Regulation Nation: Officials Talk Reducing Red Tape for Small Businesses at House Hearing
WASHINGTON – Today the Chief Counsel for Advocacy and the National Ombudsman from the U.S. Small Business Administration (SBA) described to a panel of lawmakers the challenges posed by new federal regulations and enforcement actions reported to them by small firms. The hearing is the latest part of the Committee’s ongoing efforts to make the SBA work better for small businesses and reduce red tape for America’s entrepreneurs.
“Too often small businesses tell us that the federal government ignores their concerns about new regulations and treats them unfairly. At a hearing in my district this past November, I heard how red tape is making it more difficult for small firms, especially in rural areas, to operate,” said Subcommittee on Investigations, Oversight, and Regulations Chairman Cresent Hardy (R-NV). “Small businesses are even more worried about a flood of new mandates gushing out of Washington, DC in the final year of the Obama Administration.”
“Last year, the Administration finalized rules totaling $99 billion in costs, and many of those rules – like EPA’s waters of the United States rule – inflict significant burdens on small businesses. This year could be even worse as federal agencies plan to finalize rules like the DOL’s overtime rule that impose major costs on small businesses and will hurt their employees.” Hardy added.
You can read the testimony of the two SBA officials on today’s panel here and watch the video of today’s hearing here.

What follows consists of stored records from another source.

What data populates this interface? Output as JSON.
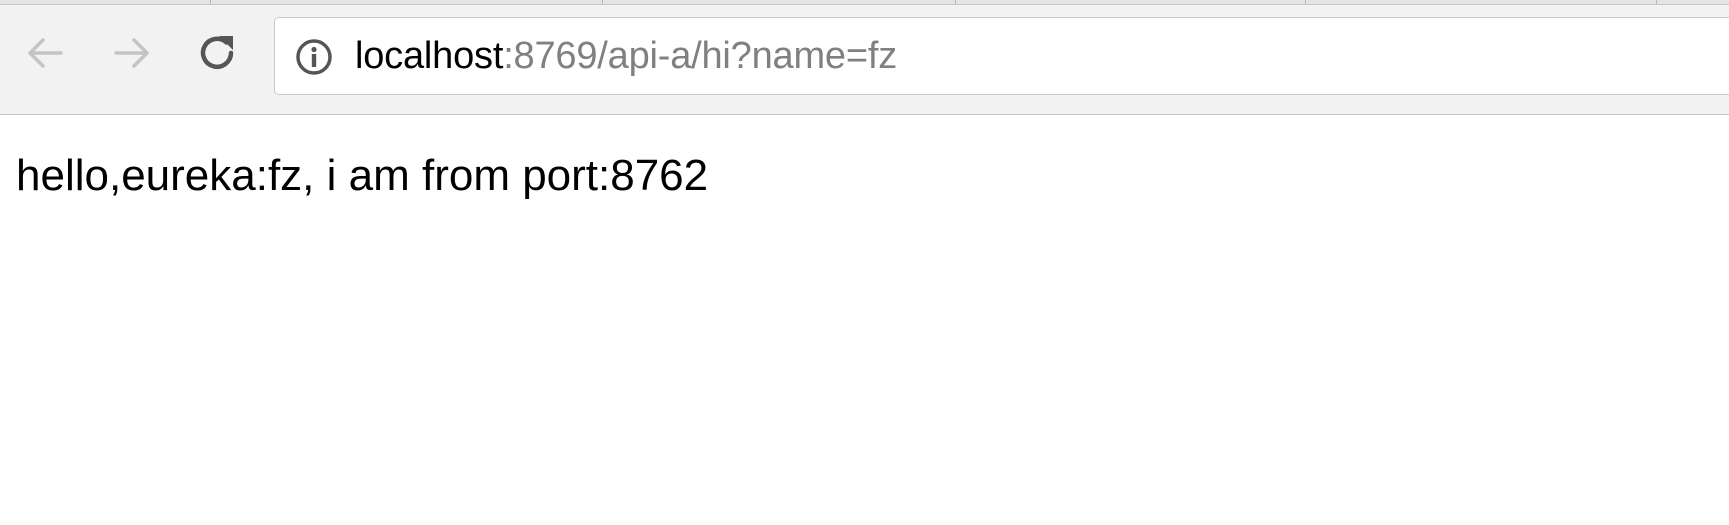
{
  "browser": {
    "address_bar": {
      "host": "localhost",
      "rest": ":8769/api-a/hi?name=fz"
    },
    "icons": {
      "back": "back-arrow-icon",
      "forward": "forward-arrow-icon",
      "reload": "reload-icon",
      "site_info": "info-icon"
    }
  },
  "page": {
    "body_text": "hello,eureka:fz, i am from port:8762"
  }
}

The House Committee on Small Business monitors federal regulations that impact small businesses on its website. You can keep track of upcoming rules and comment periods HERE.
Full Committee Chairman Steve Chabot (R-OH) was recently named as co-chairman of a House task force on reducing regulatory burdens.
Hardy and Small Business Committee Member Rep. Steve Knight (R-CA) have sent a letter co-signed by more than 100 members of Congress, to the Department of Labor urging the department to reconsider its costly proposed overtime rule that would force small businesses, particularly those in rural areas, to change how they compensate their employees, ultimately harming American workers.